One of the new PolyPods, located in the lobby of Rogers Hall
New furniture groupings, nicknamed PolyPods, have been installed throughout NYU-Poly’s campus in an effort to inspire spirited, impromptu collaboration among faculty, students and staff and brighten up underused spaces.
The groupings, which include ottomans, lounge chairs and sofas in modern designs and bright colors, have been installed in the lobby of Rogers Hall, the first floor of the Dibner Building and on the 4th floor of the Jacobs Building, while smaller groupings of furniture, nicknamed mini pods, are sprinkled throughout campus in locations including the 4th, 5th, 6th and 8th floors of Rogers Hall.
The furniture installations add color—in this case, reds and blues—and a brighter, more comfortable feel to a campus that was mostly gray, black and white. The lively, inviting PolyPods also will help in recruiting and retaining students and faculty, said Bethany Jankunis, assistant vice president of administrative planning and initiatives.
“We wanted to create pretty places where people can informally meet and exchange ideas,” she said. “Some of the best ideas occur at the water cooler, not necessarily in a formal meeting room.”
Expanding the Campus Transformation

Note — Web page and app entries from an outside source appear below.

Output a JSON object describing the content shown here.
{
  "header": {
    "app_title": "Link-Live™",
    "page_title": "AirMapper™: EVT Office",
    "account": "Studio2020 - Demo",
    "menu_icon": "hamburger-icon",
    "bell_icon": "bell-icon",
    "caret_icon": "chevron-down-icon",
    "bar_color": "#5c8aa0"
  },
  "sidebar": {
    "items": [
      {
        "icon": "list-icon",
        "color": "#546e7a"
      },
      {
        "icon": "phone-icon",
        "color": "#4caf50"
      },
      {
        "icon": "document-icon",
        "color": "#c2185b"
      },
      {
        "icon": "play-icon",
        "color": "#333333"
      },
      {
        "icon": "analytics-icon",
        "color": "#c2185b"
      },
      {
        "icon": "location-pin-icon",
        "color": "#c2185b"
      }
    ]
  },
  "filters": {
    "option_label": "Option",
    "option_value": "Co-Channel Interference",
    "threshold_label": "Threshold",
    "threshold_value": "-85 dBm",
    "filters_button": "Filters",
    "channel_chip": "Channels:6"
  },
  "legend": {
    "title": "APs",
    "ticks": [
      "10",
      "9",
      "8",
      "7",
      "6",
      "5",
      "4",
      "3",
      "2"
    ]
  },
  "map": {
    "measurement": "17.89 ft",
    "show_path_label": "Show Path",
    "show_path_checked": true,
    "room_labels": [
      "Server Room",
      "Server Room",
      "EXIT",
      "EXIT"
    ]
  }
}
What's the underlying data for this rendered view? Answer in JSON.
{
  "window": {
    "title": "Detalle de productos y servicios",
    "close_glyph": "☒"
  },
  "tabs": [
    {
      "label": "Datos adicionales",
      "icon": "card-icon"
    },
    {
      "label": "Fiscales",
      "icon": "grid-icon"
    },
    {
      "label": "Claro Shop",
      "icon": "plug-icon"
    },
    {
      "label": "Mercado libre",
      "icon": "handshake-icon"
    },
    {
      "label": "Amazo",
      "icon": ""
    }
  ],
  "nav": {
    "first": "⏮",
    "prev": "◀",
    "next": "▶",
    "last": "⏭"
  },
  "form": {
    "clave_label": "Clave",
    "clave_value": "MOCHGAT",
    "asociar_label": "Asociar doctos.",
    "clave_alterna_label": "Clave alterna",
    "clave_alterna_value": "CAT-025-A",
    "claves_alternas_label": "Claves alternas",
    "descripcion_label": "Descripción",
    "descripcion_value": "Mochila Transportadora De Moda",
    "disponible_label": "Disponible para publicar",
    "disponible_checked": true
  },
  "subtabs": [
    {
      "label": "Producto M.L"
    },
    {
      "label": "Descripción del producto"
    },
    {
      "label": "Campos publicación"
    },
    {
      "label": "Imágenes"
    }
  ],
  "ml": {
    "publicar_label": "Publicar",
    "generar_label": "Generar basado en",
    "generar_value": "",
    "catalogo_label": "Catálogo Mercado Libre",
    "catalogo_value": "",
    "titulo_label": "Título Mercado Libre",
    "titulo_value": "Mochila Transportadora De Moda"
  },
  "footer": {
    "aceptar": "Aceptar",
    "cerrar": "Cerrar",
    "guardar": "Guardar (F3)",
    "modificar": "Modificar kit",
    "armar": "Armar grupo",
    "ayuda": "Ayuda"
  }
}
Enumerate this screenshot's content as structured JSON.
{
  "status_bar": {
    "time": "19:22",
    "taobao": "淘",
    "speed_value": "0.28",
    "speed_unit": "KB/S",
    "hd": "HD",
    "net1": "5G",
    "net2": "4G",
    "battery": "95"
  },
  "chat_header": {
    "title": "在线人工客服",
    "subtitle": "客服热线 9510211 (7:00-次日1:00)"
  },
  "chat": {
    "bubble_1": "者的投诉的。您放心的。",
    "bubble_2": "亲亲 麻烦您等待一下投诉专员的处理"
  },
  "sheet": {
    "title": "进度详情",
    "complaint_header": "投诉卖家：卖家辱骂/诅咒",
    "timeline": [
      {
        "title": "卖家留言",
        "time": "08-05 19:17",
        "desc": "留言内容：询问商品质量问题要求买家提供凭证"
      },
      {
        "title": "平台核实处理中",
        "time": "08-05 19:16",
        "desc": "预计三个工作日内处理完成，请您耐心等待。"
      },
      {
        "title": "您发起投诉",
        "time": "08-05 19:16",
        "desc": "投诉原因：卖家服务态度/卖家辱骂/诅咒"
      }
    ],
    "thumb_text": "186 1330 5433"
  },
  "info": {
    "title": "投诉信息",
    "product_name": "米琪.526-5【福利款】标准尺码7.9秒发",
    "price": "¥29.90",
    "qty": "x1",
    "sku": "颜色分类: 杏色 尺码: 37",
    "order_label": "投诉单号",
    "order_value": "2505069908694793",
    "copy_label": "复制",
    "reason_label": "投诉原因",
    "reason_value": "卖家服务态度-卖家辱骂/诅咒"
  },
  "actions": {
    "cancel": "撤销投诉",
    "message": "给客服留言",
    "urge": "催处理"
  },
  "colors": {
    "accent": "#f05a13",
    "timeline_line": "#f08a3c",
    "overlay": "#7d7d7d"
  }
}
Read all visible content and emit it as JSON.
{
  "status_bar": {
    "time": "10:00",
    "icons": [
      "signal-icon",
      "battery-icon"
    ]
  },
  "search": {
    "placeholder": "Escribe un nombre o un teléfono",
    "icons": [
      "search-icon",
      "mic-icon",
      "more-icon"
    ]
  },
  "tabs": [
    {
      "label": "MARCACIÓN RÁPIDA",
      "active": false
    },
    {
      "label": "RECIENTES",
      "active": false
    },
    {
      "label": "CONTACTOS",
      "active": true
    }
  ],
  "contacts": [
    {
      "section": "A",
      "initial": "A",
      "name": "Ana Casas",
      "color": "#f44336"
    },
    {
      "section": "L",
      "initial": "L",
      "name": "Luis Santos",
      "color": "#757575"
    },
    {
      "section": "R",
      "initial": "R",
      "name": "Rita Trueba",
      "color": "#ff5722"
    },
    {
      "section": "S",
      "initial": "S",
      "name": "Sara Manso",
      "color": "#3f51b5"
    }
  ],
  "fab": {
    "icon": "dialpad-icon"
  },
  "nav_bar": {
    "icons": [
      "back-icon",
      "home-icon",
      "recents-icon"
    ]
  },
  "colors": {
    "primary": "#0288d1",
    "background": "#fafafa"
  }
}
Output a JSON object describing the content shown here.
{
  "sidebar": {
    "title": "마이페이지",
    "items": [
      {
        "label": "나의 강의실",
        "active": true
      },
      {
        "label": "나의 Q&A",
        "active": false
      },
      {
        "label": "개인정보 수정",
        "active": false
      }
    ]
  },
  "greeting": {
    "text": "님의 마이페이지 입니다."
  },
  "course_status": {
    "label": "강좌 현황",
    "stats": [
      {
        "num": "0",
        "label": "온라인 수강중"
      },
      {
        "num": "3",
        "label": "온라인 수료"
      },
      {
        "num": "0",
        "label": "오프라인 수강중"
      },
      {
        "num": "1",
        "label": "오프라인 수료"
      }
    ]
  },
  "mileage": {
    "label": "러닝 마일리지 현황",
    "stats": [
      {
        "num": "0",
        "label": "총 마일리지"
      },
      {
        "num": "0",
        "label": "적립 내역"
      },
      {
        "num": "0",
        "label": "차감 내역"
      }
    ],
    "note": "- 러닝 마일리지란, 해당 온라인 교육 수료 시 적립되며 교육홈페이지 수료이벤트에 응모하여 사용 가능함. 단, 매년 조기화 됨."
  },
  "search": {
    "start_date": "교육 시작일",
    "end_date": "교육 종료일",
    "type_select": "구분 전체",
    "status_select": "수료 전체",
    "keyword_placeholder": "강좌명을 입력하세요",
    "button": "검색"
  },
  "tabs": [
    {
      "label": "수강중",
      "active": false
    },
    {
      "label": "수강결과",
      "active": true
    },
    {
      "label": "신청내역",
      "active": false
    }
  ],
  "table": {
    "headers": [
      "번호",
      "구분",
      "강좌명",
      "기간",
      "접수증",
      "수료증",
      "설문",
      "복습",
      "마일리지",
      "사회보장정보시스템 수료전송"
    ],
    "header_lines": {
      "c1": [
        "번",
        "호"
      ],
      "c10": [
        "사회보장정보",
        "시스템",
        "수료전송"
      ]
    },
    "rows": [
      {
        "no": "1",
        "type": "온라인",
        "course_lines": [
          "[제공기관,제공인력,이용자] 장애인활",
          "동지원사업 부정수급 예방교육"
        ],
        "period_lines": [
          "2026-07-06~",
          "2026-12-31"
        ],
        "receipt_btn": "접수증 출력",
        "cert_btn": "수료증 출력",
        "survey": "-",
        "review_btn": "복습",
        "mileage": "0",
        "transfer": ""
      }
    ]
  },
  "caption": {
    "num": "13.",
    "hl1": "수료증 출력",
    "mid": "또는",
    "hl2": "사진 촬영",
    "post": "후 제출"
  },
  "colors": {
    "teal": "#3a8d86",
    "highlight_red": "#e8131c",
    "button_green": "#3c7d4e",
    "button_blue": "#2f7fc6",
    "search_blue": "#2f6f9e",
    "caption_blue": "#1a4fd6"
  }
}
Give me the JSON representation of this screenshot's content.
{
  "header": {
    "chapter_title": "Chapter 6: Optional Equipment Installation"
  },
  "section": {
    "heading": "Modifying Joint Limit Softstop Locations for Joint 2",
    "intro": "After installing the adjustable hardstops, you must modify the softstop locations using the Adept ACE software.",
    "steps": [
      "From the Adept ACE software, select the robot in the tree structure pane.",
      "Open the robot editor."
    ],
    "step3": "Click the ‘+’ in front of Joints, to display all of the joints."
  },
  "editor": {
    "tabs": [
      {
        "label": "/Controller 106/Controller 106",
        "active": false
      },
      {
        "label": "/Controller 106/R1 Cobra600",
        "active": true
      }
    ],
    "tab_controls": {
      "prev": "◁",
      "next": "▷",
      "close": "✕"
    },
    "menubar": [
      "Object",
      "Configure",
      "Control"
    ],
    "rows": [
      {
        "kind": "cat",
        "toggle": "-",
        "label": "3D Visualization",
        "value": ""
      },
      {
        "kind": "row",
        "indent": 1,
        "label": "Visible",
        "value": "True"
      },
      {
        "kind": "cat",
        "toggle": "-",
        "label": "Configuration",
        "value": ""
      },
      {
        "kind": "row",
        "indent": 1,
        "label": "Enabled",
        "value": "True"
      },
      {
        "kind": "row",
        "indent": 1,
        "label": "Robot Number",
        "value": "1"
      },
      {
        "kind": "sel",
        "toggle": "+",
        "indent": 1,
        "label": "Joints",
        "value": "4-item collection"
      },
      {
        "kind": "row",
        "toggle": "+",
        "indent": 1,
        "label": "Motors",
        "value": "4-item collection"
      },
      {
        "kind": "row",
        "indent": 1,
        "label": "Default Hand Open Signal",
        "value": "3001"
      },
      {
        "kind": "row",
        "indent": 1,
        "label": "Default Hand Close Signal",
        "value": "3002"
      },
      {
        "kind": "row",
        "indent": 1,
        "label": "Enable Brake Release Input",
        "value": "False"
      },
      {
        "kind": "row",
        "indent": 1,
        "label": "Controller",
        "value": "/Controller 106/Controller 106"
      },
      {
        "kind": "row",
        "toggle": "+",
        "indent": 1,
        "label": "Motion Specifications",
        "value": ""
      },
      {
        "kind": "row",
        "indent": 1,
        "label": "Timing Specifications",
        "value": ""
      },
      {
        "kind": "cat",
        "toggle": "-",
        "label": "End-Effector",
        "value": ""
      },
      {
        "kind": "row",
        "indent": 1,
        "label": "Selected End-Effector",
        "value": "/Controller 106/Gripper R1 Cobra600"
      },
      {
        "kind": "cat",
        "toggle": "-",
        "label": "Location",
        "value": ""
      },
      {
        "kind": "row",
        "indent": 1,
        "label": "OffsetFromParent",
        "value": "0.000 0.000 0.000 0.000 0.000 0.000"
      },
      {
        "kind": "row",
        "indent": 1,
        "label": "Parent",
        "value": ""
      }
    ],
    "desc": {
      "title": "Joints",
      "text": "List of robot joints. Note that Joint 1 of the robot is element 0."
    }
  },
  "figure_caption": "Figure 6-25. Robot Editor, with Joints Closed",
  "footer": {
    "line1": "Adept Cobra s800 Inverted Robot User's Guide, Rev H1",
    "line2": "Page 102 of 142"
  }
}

Members of the Poly community had been talking about the need to liven up the campus for about a year, and the Capital Transformation space committee took up this challenge, investigating furniture choices, color schemes and prices. This was the second such project for the committee, comprised of faculty, staff and students. This committee was also responsible for the recent upgrades to Poly’s main corridor and café.
In making decisions about the PolyPods, the committee wanted input from the larger campus community, so the pod finalists were displayed in the main lobby of the Jacobs Building as part of a formal kick-off event in February, hosted by President Jerry Hultin and Provost Dianne Rekow.
Faculty, students and staff were invited to sit on and touch the furniture and then vote—either by casting a ballot there in the lobby or by completing an online survey—on which options they found most comfortable and appealing. More than 250 members of the NYU-Poly community weighed in.
“These kinds of small projects are the things that make a difference,” Jankunis said. “They are a low-cost way to enliven our campus.”